Cambridge chip pioneer Arm has unveiled an ambitious battle plan to safeguard people’s devices from cyber hackers.
The electronics company is on course to have delivered more than 200 billion of its microprocessors by 2021 – twice the number of people who have ever lived on Earth.
Its components are in almost everything we use, including mobile phones, computers, domestic appliances and cars.
And with the chairman of its parent company SoftBank, Masayoshi Son, set on increasing that figure to a trillion by 2035, Arm is leading a drive to boost security.
The advent of the Internet of Things (IoT) – the interconnection via the internet of computing devices embedded in everyday objects, enabling them to send and receive data – is opening the door to hackers desperate to steal our data, and plunder our accounts.
Technicians at Arm – which rebranded itself this summer by lower-casing its all-caps title – are teaming up with other key players in the technology industry to fight back, including Google, Cisco, BT, and Vodafone.
The Fulbourn Road company, which has about 3,000 workers worldwide, has announced what it calls an ‘industry framework’ to ensure connected devices are secure.
The system is called Platform Security Architecture, and the idea is that manufacturers use it as a ‘best practice’ template when designing new devices.
It provides built-in security to fend off attacks, and will also help cut costs, Arm says.
The PSA scheme has been unveiled this week to tie in with Arm’s TechCon 2017 conference in California.
Arm vice-president Paul Williamson said it was vital to “become more knowledgeable in protecting our devices, while trusting the technology industry is doing everything it can to protect them and our data.”
He said: “Devices must be born secure; security is no longer optional.
“To address this, Arm is announcing the introduction of the first common industry framework for building secure connected devices, called Platform Security Architecture (PSA).
“Many of the biggest names in the industry are already endorsing and/or supporting PSA and the principles it’s based on.
“The growing number of devices being connected to the internet need to be secure without sacrificing the very diversity which make them innovative and unique. Arm chief system architect Andy Rose and his team made sure this was top of mind when developing PSA through analysis of devices and best practices for securing them.”
He added: “Arm is moving fast and enabling our lead partners to thoroughly test and refine the PSA framework in advance of the public release of specifications and software in Q1 2018. But Arm, our ecosystem and the industry need to move faster.
“All parts of the value chain need to embrace the guiding principle that security can no longer be optional.
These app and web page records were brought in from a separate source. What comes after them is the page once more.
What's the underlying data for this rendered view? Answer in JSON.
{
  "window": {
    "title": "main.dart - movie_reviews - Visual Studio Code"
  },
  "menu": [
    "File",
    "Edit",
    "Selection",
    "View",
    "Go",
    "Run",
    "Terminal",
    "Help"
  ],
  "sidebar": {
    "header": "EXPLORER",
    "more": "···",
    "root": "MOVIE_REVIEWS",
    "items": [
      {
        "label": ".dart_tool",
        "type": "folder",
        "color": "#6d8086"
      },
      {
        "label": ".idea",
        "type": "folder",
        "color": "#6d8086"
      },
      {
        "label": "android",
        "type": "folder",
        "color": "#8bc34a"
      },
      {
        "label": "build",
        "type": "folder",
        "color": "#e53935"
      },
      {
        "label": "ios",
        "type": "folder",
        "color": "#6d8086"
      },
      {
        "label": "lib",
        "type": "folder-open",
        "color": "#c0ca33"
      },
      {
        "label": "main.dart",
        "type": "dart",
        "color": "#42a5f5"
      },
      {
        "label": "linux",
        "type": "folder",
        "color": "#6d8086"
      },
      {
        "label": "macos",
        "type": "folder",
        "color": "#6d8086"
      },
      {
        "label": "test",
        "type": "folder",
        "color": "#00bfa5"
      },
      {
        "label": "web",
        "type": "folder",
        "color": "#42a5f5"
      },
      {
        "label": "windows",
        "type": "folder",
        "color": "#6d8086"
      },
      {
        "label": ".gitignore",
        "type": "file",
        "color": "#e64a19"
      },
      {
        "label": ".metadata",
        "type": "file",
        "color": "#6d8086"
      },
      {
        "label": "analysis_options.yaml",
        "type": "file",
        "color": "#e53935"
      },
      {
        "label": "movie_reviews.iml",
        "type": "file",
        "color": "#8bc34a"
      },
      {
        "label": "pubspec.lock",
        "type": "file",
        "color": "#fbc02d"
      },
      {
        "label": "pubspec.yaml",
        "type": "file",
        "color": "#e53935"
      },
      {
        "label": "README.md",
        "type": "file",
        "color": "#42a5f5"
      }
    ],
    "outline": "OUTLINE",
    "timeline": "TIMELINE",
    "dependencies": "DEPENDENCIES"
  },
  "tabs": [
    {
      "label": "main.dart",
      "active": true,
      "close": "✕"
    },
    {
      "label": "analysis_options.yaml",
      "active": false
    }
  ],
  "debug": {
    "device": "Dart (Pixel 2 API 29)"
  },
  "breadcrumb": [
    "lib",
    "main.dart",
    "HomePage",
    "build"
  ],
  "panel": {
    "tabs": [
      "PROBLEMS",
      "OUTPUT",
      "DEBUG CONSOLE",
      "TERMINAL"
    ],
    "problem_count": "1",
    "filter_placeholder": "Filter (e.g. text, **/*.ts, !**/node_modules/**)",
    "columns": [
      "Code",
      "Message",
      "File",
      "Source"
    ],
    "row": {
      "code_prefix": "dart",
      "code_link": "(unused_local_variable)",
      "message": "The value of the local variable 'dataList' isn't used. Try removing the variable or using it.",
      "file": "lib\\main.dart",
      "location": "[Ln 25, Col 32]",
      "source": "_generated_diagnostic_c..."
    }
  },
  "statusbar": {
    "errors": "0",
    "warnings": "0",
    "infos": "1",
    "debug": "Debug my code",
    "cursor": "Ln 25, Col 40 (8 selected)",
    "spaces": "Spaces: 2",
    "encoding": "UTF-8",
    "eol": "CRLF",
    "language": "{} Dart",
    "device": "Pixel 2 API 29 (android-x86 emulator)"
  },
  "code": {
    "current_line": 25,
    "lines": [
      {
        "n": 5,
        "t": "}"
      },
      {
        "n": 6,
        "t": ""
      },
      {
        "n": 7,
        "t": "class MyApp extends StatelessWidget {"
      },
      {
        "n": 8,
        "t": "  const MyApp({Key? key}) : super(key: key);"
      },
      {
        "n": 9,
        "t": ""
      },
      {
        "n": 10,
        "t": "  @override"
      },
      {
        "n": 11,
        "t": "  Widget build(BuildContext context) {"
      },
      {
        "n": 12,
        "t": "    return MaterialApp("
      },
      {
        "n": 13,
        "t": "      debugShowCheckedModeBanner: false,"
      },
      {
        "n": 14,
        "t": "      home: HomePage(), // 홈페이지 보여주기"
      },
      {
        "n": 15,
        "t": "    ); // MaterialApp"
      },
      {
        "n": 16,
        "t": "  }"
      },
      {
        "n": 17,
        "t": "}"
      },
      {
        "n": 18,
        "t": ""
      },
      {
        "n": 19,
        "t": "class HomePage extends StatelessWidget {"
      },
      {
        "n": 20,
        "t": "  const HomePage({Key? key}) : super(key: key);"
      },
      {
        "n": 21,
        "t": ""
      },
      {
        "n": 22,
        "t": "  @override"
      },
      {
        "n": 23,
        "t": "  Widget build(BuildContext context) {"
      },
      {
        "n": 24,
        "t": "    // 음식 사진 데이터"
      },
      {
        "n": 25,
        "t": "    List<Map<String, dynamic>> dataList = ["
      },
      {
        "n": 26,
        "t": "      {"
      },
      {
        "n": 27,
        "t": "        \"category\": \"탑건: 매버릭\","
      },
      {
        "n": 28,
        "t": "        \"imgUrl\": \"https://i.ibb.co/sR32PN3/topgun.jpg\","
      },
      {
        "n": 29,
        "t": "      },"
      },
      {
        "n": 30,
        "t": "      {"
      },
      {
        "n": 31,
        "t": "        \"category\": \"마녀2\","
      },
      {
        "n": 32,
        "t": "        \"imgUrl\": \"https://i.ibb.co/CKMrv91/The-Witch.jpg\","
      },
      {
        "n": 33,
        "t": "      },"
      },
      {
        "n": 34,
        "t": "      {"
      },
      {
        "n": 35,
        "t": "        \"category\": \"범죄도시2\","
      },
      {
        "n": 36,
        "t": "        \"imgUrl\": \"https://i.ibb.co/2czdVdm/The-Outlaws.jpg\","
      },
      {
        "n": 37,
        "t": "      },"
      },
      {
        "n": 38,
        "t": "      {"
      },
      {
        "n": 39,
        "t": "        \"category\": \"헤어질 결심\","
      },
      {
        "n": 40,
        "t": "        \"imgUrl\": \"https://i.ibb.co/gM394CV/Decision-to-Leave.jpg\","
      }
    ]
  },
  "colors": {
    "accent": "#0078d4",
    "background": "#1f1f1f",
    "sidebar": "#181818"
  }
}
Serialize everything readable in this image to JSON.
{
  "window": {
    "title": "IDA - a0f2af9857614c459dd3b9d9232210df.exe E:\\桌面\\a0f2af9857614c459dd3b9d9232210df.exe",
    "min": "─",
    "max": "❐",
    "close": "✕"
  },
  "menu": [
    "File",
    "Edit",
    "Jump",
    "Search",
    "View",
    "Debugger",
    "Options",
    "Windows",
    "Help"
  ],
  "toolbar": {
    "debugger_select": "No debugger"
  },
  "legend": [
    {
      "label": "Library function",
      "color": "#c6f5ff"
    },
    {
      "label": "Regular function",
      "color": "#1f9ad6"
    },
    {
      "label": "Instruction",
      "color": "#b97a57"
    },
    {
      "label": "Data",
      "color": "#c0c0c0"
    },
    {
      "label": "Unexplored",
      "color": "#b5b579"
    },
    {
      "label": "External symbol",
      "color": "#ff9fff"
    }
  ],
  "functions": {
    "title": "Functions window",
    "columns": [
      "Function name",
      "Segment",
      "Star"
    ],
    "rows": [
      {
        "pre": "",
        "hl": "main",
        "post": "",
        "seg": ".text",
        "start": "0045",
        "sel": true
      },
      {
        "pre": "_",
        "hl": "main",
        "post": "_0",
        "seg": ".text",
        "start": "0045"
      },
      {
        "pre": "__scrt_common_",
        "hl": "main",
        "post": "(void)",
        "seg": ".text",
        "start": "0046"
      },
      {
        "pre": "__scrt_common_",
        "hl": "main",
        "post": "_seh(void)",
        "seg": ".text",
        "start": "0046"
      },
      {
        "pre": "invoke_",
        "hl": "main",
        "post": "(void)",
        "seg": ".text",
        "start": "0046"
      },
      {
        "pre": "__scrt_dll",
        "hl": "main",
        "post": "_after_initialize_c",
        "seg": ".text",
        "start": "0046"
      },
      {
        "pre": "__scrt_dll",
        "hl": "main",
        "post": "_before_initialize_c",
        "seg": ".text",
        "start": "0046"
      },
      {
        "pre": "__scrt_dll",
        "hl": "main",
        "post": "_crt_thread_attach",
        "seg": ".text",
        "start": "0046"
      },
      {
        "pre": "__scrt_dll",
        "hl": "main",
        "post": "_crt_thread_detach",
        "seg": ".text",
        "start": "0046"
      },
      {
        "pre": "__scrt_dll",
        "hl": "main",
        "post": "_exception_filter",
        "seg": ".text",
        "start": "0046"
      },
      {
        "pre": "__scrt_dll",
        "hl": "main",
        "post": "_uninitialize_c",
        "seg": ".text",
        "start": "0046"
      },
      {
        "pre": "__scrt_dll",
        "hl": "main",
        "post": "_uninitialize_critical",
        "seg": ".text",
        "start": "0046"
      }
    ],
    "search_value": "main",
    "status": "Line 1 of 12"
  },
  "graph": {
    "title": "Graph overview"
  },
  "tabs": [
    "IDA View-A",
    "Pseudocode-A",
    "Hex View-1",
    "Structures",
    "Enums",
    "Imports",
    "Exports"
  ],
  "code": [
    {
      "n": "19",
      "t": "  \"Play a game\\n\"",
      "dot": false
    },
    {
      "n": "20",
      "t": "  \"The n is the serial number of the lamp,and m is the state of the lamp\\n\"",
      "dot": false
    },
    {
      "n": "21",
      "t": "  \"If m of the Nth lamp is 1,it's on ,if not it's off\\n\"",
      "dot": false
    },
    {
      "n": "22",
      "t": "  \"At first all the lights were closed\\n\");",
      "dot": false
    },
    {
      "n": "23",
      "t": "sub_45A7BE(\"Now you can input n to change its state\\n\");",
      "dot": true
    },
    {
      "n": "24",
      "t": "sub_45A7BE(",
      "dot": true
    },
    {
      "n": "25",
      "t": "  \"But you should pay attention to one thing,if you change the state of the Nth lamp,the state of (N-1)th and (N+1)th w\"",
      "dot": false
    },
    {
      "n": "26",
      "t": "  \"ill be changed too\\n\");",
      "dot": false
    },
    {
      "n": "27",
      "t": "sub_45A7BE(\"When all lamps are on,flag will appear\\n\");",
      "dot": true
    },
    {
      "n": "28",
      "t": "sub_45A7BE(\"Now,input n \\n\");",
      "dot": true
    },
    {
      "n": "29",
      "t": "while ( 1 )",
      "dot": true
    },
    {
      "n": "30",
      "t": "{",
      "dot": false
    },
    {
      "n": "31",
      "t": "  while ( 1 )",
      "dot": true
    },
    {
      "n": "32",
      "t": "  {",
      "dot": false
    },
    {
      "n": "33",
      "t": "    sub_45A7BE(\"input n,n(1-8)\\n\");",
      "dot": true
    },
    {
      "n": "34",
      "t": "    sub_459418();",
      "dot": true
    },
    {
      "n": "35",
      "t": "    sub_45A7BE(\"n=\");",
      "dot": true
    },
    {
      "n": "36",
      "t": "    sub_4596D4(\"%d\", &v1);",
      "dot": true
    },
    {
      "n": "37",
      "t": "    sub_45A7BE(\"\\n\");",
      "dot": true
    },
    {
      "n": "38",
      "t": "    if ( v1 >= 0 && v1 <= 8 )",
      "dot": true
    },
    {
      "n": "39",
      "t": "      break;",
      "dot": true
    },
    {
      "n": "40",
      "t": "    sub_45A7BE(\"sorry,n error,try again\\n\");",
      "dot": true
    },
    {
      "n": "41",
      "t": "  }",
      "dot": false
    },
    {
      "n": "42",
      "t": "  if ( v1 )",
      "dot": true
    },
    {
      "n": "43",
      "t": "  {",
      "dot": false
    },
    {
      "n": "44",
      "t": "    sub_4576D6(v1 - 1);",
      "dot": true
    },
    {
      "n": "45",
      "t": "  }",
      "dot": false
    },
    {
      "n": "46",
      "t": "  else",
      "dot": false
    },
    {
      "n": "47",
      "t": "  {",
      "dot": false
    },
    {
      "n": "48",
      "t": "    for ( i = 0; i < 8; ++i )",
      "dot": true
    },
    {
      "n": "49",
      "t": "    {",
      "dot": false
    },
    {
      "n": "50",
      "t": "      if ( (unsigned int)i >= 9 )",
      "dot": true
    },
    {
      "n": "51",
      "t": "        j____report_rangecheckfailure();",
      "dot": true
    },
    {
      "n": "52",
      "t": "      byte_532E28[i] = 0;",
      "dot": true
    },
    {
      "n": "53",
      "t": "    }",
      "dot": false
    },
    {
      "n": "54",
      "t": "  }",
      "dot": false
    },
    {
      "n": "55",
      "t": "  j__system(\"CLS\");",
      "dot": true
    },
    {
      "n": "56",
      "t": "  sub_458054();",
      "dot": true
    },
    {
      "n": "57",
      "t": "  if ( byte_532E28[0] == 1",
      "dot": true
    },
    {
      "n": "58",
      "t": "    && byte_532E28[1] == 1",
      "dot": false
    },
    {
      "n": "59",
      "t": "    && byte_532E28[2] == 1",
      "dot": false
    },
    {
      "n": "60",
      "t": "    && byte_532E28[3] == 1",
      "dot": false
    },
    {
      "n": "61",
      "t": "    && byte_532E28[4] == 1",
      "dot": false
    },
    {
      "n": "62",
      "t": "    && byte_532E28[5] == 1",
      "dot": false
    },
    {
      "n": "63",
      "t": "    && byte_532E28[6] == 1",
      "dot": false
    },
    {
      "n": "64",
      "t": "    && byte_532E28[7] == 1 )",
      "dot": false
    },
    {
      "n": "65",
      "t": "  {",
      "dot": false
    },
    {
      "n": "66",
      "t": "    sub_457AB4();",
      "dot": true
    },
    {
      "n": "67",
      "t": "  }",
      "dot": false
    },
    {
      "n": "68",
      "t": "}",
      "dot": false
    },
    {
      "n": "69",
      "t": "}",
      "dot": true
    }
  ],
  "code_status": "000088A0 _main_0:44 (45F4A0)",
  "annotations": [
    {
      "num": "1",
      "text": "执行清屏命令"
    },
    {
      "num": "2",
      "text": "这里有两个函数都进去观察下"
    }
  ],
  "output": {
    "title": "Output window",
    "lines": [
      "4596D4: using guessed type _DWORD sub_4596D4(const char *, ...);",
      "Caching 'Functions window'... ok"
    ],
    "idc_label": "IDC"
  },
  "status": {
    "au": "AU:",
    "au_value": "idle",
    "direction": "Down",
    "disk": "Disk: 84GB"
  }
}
Our investment in PSA and Trusted Firmware-M represents much of the heavy lifting and lays out a clear and fast path to a common foundation for IoT security. No device should be left behind.”